NEWBURYPORT — While it may have taken more than three decades, Mike Mullins is finally a U.S. citizen and will vote in this country today for the first time.
Mullins, a native of Melbourne, Australia, has lived in the U.S. – Newburyport, specifically – since 1983 and, as a co-owner of Stone Ridge Properties, has gone on to have a successful career in real estate.
Mullins’ wife is American, as are his four children, who grew up in the city. But Mullins didn’t surrender his green card until a few months ago.
“For about the first 20 years, you couldn’t be a dual citizen, you had to give up your other citizenship,” he said. “I didn’t want to do that. I lived in Australia a long time.”
An enthusiastic follower of politics, Mullins, 70, was disappointed that he couldn’t vote in the U.S. but it was during his return home from England last Christmas that he was prompted to finally become a U.S. citizen.

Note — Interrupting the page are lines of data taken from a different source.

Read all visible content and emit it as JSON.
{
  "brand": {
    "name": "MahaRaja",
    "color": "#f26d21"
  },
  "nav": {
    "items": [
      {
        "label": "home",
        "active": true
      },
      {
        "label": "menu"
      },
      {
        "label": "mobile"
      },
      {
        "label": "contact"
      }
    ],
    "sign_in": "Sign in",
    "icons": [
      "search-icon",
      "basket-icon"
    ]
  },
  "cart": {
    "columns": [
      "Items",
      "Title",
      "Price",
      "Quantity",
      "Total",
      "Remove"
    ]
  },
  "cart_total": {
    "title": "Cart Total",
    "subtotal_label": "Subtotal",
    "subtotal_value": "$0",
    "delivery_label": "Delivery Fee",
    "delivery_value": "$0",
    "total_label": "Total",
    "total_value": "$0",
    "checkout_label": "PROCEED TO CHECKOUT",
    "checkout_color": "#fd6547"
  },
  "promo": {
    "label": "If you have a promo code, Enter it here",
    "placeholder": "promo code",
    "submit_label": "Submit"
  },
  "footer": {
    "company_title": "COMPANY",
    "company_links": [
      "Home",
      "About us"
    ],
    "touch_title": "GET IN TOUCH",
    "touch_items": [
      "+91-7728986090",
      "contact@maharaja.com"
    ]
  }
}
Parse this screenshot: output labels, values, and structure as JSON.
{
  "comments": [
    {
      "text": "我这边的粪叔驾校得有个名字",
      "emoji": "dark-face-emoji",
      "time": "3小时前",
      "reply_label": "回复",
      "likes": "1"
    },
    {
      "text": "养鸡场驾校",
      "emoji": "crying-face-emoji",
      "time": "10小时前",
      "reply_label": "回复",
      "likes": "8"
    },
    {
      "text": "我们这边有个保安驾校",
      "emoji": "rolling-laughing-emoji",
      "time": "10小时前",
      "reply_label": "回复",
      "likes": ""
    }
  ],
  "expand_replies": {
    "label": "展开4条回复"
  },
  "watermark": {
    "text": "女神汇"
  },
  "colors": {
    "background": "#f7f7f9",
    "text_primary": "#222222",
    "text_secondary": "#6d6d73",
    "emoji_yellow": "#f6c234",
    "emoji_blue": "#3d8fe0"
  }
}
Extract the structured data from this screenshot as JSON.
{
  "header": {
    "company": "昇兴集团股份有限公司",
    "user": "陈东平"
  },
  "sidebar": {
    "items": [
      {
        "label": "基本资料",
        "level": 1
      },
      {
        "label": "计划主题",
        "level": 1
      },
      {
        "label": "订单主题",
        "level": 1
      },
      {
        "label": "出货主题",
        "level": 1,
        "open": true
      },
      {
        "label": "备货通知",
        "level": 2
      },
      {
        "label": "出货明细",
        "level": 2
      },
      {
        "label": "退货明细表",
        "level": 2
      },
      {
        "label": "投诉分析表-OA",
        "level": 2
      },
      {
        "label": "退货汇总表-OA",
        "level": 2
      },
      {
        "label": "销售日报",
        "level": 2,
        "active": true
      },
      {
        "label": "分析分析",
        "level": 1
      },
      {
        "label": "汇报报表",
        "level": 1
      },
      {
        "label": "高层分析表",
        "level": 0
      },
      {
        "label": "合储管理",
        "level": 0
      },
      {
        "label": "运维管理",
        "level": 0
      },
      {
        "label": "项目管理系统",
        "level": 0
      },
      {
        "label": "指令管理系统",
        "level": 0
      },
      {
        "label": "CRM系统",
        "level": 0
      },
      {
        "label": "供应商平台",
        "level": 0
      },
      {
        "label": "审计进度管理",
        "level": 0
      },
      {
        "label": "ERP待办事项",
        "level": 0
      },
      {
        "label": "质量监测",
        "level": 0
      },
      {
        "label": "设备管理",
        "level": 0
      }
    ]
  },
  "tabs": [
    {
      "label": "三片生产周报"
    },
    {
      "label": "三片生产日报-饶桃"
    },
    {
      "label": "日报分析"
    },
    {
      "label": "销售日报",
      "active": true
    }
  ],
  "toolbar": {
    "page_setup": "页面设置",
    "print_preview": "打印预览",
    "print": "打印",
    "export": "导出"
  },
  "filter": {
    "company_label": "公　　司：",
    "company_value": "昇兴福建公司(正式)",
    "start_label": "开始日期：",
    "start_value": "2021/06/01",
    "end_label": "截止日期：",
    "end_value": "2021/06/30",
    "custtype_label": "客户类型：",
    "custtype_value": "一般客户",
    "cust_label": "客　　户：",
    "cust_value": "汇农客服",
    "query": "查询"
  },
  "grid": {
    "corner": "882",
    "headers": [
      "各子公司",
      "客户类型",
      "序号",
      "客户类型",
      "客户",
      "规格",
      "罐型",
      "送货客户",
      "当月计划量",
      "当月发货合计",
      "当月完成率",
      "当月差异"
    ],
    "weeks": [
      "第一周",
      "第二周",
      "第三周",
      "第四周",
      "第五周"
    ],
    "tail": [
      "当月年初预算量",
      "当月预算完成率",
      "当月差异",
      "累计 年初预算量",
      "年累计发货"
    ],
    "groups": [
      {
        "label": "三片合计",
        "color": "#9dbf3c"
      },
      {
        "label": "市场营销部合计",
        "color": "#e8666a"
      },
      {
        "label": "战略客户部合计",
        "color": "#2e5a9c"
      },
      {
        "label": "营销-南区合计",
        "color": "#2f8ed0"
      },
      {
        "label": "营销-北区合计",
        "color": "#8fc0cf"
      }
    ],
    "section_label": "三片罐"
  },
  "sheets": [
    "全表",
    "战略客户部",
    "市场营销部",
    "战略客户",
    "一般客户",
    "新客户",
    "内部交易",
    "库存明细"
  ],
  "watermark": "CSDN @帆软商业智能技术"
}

“As I got older, I thought about going back to Australia,” he said. “But my kids live in different parts of the states and I have grandchildren. So I’m not going back to Australia. I don’t think that would be fair to them and I would like to be involved in the political process at this stage. They busted my chops coming back from England and I said, ‘Hey, maybe I should move on this.’”
While Mullins said the immigration policies being pursued by the Trump administration did not play a direct role in his decision, “they didn’t help,” either.
“I could see it was going to get more complicated, the way the politics are playing out, and I do want to vote,” Mullins said. “I feel bad I haven’t voted in the past. I feel bad I didn’t vote in the last election.”
Mullins began moving along the path to citizenship in the spring and was granted dual citizenship over the summer when he finally surrendered his green card.
“Yeah, I felt a little like, ‘Wow ... .’” he said. “It still has a picture of me back in 1983. I was a bit more rough and ready back then.”
Mullins said he’s looking forward to voting in a U.S. election for the first time today.
“I should have done it a long time ago,” he said. “I am excited and I am a little nervous. I was reading up on the three ballot questions today.”
Deb Smith, the executive director of The Pettengill House, has a similar story to tell.
Smith, a native of Toronto, moved to Amesbury in 1986 and was just granted dual citizenship in November 2017.
“My decision was influenced by the political climate,” she said Monday. “I wanted to vote but was unable to and there was also an element of fear in my decision, I won’t say there wasn’t. This is my home and I had a fear of losing benefits that I have paid into for a lot of years.
“I think the climate of the past couple of years has left a lot of people paying a lot more attention to things,” she said. “Instead of it being apathetic, it is time to be able to vote. So I voted early.”
Staff writer Jim Sullivan covers Amesbury and Salisbury for The Daily News. He can be reached via email at firstname.lastname@example.org or by phone at 978-961-3145. Follow him on Twitter @ndnsully.